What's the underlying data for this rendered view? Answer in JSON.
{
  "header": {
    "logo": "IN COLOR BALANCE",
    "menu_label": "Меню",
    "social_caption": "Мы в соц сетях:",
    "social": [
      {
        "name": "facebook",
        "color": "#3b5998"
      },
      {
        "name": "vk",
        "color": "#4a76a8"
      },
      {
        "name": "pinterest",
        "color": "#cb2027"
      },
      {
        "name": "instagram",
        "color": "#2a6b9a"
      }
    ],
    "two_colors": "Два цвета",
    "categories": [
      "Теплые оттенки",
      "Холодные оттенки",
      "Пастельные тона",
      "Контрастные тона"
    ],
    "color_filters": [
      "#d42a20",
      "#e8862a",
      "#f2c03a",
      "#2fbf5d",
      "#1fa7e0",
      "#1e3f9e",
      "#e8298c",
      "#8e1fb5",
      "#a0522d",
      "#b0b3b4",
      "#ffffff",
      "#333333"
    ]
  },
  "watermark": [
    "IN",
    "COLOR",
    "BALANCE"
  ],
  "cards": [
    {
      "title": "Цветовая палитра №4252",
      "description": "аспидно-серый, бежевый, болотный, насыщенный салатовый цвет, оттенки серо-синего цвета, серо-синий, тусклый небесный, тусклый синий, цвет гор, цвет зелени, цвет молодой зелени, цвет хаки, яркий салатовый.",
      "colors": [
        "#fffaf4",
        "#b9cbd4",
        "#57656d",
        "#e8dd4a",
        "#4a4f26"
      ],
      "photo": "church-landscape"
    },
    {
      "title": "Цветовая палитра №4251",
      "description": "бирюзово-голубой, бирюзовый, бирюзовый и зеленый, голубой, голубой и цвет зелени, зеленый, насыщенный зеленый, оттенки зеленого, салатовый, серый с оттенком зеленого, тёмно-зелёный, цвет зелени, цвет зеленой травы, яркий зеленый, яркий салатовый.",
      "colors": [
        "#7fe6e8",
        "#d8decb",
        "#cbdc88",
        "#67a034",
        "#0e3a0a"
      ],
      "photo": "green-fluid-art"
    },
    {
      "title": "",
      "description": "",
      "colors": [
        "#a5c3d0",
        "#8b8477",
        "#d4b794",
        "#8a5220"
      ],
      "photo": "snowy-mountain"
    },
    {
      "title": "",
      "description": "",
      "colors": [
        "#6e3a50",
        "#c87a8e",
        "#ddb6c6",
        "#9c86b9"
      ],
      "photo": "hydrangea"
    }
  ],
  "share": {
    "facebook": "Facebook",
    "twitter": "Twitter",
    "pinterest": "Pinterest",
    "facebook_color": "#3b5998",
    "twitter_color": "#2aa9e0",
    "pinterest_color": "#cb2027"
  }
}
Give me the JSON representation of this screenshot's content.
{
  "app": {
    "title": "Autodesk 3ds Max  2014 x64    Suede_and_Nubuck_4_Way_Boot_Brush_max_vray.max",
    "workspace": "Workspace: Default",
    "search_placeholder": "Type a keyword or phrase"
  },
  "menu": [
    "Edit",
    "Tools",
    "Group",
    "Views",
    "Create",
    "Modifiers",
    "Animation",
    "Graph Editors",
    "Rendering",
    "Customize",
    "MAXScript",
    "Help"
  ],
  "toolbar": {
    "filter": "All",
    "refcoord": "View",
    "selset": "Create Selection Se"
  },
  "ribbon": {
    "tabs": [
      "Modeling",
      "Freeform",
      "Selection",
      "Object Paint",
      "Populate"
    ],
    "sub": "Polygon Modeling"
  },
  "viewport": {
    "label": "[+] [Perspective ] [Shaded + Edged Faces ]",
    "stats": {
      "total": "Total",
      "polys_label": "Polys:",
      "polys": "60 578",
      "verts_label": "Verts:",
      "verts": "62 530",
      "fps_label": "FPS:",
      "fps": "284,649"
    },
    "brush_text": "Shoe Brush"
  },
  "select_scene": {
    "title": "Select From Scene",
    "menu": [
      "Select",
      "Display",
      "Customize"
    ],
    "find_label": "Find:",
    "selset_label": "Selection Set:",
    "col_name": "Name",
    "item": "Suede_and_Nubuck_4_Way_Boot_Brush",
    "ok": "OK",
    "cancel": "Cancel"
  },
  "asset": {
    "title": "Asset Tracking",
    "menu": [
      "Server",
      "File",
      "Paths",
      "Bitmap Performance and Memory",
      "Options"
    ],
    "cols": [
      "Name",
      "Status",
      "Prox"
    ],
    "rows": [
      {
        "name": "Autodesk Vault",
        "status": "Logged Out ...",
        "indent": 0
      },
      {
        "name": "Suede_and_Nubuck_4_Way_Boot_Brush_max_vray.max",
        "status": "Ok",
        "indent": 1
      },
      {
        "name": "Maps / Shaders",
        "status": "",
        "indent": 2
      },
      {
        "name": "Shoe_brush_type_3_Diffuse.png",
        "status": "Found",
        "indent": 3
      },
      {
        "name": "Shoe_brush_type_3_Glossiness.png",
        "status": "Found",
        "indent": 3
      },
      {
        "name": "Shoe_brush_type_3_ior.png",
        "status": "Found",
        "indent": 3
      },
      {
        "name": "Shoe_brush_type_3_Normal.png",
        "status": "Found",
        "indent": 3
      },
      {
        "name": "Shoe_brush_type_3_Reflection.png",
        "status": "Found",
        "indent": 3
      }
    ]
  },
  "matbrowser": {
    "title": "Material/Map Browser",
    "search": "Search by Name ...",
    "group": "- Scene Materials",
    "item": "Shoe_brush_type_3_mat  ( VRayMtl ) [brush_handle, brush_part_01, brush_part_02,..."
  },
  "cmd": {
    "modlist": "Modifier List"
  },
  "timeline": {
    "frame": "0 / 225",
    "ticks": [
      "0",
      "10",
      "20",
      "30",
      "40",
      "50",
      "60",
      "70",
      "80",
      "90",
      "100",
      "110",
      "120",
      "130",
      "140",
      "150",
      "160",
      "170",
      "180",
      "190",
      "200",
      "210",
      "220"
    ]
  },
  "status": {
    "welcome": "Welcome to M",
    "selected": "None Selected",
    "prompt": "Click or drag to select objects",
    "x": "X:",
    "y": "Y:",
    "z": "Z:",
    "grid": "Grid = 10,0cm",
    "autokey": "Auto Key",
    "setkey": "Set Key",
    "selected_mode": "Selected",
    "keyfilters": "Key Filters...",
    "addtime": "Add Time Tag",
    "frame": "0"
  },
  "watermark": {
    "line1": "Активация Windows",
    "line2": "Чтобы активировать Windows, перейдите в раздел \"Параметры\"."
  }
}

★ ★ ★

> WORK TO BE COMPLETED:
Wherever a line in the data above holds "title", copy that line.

> THE COMPLETED TASK:
      "title": "Цветовая палитра №4252",
      "title": "Цветовая палитра №4251",
      "title": "",
      "title": "",
    "title": "Autodesk 3ds Max  2014 x64    Suede_and_Nubuck_4_Way_Boot_Brush_max_vray.max",
    "title": "Select From Scene",
    "title": "Asset Tracking",
    "title": "Material/Map Browser",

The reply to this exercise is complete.